EXERCISE DESCRIPTION:
Read through the entries below and copy each line where "Lists" turns up.

SUPPLIED MATERIAL:
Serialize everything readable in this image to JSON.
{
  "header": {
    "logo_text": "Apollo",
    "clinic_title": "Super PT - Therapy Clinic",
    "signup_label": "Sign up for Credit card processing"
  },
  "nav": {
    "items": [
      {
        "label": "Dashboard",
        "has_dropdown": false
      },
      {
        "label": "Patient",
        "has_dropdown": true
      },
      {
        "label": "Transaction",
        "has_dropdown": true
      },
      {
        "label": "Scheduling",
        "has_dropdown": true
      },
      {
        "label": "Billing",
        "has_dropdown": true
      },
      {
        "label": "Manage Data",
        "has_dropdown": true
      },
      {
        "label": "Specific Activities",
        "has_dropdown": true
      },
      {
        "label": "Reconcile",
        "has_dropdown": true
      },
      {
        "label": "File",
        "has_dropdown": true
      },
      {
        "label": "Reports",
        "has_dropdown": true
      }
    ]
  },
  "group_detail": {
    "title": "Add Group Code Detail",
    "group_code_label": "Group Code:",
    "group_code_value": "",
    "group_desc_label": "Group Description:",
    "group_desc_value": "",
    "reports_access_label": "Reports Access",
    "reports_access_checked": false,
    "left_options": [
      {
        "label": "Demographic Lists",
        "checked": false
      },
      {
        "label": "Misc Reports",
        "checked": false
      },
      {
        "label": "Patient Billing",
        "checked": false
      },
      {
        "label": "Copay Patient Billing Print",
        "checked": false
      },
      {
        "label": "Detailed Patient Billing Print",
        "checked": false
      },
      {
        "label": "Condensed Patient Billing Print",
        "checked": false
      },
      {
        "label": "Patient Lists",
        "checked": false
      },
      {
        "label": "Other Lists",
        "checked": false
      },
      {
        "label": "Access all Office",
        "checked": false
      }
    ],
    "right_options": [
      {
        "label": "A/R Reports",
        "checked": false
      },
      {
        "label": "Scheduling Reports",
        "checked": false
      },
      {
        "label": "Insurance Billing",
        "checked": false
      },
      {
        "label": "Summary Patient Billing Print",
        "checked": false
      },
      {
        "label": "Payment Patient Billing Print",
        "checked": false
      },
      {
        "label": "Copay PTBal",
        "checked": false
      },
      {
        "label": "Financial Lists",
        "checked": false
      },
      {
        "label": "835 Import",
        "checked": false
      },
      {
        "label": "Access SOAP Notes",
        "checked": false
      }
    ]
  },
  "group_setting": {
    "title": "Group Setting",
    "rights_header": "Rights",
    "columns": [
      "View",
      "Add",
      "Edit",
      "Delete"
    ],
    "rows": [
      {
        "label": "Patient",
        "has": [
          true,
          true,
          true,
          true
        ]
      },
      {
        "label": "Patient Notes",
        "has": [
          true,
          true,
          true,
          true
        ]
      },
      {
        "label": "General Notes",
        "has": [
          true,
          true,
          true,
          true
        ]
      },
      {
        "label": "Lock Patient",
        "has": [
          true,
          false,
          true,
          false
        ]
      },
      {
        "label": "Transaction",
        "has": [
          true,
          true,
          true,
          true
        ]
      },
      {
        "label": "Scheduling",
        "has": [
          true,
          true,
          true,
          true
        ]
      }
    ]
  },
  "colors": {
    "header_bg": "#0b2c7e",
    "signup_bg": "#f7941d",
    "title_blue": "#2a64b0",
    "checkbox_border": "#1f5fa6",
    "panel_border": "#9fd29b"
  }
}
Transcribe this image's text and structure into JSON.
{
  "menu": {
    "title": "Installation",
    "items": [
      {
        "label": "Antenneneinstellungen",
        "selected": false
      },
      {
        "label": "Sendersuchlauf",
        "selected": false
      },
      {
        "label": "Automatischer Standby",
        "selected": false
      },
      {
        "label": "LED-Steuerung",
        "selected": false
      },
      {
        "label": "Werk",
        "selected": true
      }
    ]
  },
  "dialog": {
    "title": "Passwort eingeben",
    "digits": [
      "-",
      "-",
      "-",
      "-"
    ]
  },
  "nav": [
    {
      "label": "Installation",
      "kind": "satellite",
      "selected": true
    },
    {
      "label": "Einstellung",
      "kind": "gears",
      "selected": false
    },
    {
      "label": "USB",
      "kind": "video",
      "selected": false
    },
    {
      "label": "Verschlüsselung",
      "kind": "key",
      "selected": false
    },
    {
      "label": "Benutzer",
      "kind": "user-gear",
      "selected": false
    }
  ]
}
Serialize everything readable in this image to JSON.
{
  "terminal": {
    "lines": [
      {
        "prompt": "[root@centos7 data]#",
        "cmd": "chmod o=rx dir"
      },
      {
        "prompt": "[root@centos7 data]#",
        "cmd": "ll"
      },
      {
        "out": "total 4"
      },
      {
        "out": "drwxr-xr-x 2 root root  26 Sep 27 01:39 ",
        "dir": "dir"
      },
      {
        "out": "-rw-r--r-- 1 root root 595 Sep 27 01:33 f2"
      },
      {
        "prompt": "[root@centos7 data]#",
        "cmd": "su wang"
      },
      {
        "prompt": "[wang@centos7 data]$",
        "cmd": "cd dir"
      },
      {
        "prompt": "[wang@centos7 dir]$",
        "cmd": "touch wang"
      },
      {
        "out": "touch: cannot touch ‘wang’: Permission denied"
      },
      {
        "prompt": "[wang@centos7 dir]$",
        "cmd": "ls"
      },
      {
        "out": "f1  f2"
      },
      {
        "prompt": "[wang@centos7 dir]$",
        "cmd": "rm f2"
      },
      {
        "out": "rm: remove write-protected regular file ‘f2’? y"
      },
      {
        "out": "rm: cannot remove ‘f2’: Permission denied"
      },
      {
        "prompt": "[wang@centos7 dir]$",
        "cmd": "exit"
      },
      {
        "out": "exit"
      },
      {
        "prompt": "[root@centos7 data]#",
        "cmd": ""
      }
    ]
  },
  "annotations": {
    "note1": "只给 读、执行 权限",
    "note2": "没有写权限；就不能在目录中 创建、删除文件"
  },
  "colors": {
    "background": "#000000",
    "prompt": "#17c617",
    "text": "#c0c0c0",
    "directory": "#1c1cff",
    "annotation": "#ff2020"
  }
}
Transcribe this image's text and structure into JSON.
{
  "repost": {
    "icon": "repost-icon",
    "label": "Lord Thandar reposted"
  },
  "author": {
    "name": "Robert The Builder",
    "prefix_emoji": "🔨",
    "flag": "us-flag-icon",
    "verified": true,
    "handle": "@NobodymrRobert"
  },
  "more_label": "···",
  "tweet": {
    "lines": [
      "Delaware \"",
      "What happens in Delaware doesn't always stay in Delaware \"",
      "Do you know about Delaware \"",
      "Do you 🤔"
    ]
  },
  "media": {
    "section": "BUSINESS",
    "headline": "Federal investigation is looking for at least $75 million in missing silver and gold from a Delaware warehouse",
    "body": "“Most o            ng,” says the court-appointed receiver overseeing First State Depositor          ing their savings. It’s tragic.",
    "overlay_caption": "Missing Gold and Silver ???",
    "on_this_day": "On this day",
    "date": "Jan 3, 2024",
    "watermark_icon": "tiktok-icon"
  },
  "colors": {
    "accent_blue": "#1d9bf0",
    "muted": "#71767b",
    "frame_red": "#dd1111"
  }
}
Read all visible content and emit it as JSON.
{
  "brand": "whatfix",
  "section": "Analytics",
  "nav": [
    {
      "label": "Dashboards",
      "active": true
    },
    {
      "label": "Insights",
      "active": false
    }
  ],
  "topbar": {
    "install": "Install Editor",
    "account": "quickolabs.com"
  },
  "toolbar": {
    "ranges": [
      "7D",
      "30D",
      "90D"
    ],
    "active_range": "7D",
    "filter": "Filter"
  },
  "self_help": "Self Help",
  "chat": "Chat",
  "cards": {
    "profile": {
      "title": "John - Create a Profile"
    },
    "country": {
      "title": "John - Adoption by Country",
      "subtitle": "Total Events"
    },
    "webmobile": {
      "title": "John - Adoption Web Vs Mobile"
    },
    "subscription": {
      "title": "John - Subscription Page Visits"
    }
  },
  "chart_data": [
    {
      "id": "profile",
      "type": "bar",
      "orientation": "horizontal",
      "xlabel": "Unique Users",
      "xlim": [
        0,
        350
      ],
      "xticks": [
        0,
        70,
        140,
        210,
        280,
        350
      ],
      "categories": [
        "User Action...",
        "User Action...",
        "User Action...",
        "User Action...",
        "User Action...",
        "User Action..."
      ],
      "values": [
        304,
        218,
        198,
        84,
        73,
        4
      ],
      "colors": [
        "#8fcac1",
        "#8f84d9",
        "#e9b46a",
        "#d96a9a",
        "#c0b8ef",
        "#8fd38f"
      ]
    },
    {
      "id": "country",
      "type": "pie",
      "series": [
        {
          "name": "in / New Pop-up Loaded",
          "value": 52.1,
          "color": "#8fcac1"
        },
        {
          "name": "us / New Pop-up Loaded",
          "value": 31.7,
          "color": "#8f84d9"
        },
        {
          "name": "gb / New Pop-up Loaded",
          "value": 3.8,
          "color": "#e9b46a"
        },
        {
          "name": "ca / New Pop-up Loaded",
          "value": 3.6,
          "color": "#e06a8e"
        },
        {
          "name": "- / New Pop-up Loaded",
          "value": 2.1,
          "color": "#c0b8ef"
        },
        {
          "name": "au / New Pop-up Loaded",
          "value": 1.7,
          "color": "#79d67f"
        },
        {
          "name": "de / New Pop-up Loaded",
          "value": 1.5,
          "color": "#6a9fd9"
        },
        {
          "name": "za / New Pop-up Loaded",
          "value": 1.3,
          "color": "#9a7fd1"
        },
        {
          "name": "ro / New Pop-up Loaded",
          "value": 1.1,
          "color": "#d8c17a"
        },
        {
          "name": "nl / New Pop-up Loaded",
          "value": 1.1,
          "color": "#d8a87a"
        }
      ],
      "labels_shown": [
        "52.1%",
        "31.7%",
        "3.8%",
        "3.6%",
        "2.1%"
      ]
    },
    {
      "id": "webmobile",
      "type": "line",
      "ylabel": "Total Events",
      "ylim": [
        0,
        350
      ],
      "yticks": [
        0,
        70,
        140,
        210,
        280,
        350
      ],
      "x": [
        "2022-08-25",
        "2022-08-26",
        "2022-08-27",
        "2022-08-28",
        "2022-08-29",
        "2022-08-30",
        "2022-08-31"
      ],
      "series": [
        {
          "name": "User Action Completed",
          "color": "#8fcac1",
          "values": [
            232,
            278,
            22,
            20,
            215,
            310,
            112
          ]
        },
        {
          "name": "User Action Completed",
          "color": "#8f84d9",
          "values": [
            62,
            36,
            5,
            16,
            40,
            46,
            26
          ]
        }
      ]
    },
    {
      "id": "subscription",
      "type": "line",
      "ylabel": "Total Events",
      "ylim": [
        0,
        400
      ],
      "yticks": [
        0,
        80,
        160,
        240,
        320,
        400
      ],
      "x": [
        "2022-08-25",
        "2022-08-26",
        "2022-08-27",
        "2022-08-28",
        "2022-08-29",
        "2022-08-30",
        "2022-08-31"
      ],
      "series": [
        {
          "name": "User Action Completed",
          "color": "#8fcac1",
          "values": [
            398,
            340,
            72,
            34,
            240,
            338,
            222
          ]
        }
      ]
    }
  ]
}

YOUR SOLUTION:
        "label": "Demographic Lists",
        "label": "Patient Lists",
        "label": "Other Lists",
        "label": "Financial Lists",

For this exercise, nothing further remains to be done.